Material for this exercise section start
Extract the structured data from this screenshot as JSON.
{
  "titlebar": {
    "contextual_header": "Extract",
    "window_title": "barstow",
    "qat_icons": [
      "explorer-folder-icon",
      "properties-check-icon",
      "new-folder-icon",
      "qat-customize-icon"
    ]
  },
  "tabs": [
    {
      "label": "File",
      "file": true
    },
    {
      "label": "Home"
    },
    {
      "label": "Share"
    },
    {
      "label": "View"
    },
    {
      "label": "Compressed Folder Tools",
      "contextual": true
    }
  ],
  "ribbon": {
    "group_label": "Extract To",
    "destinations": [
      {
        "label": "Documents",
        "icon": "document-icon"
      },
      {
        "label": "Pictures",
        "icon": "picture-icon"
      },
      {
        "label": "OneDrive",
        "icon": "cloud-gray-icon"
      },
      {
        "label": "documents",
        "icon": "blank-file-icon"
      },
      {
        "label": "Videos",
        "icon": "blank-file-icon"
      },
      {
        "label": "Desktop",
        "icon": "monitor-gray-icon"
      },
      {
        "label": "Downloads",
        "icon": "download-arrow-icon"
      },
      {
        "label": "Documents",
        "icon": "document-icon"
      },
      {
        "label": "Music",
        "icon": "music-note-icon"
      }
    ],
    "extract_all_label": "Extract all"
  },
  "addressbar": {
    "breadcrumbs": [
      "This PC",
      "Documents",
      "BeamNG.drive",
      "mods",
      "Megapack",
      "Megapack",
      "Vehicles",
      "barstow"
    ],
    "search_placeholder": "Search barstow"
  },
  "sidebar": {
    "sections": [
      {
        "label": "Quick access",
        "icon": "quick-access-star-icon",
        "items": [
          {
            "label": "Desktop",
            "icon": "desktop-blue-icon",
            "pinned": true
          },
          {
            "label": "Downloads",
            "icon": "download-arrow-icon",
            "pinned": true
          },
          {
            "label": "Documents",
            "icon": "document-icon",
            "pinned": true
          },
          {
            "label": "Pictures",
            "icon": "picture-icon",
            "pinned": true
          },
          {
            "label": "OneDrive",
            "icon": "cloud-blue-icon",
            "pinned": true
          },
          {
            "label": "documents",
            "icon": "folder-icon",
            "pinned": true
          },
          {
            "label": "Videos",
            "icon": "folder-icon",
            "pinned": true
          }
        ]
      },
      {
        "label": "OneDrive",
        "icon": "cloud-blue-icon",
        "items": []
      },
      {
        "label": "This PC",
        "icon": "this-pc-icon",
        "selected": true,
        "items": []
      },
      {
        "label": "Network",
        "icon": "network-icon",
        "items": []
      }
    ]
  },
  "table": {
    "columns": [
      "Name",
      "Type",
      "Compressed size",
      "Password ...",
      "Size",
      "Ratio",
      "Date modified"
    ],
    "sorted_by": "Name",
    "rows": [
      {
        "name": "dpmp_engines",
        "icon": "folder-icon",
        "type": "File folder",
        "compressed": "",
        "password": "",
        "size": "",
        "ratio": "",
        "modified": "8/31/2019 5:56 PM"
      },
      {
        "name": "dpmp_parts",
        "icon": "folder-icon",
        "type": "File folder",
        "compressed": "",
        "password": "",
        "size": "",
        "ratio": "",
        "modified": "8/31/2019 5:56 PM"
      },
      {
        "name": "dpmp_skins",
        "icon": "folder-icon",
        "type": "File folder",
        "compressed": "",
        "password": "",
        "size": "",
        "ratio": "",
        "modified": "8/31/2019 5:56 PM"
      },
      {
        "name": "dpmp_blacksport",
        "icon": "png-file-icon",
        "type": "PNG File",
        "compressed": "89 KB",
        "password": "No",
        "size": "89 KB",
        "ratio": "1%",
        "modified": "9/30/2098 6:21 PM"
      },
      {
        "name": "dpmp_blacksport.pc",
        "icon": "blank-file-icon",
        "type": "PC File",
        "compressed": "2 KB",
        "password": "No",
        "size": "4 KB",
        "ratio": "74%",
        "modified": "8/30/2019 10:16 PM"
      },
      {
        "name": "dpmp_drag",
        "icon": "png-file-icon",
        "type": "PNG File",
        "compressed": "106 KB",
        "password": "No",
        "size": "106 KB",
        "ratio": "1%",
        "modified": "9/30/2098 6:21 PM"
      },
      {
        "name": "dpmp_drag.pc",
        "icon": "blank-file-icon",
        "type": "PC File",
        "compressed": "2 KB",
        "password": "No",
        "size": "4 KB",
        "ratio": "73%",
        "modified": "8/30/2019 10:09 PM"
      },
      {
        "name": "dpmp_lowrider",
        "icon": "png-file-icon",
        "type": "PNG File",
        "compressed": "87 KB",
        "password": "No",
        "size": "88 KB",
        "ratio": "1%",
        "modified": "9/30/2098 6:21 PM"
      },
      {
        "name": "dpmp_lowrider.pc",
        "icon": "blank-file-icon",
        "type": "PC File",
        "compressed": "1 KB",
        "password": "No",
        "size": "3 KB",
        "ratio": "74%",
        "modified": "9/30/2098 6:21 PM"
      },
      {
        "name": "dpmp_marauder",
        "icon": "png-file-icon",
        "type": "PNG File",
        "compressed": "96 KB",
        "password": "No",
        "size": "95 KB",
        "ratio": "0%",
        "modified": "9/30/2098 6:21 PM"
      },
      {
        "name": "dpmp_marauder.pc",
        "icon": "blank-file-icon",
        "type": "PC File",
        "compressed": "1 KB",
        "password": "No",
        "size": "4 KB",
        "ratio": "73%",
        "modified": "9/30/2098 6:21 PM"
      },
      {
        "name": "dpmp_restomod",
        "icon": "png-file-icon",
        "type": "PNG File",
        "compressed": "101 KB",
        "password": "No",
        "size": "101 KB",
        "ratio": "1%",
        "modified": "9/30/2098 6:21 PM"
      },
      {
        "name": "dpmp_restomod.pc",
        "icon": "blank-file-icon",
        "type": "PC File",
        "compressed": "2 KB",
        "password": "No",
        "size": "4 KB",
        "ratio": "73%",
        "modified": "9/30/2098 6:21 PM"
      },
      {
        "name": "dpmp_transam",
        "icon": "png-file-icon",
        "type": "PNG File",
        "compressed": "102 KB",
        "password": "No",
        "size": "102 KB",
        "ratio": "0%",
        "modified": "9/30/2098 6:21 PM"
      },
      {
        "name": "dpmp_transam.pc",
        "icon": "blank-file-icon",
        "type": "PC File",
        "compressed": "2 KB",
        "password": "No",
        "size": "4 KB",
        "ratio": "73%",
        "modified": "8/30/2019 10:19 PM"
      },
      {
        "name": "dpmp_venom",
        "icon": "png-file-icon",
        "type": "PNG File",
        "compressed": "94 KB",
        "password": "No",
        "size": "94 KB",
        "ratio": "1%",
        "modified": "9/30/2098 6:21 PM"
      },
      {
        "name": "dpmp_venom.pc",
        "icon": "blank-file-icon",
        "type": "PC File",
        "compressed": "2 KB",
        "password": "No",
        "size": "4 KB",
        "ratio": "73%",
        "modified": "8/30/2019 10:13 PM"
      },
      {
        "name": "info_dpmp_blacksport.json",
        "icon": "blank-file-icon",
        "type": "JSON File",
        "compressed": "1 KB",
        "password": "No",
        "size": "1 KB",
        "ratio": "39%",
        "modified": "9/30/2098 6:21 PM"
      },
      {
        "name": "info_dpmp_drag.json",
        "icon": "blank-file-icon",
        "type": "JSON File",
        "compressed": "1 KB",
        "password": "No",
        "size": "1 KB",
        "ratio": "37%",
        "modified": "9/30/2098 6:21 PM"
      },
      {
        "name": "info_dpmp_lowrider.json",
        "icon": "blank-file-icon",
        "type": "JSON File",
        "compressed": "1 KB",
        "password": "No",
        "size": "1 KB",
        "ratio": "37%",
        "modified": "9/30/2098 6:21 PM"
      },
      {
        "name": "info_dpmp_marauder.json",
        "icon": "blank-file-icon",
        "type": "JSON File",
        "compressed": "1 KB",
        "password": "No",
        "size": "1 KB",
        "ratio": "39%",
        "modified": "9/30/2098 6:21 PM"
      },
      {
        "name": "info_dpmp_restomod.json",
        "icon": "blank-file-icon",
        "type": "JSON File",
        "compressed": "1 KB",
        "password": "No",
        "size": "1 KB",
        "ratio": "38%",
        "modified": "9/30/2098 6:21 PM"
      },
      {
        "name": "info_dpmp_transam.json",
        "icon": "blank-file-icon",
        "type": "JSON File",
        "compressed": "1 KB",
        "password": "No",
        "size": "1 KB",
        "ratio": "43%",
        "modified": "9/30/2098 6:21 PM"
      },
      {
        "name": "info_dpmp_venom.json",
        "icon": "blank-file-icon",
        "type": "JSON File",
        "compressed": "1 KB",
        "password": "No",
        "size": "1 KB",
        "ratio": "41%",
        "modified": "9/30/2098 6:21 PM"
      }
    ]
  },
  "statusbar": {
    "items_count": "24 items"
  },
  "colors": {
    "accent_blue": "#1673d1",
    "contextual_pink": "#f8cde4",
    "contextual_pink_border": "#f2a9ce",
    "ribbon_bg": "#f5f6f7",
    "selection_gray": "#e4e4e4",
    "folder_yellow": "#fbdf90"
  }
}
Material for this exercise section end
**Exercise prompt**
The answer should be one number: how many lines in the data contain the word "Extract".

**Final answer**
4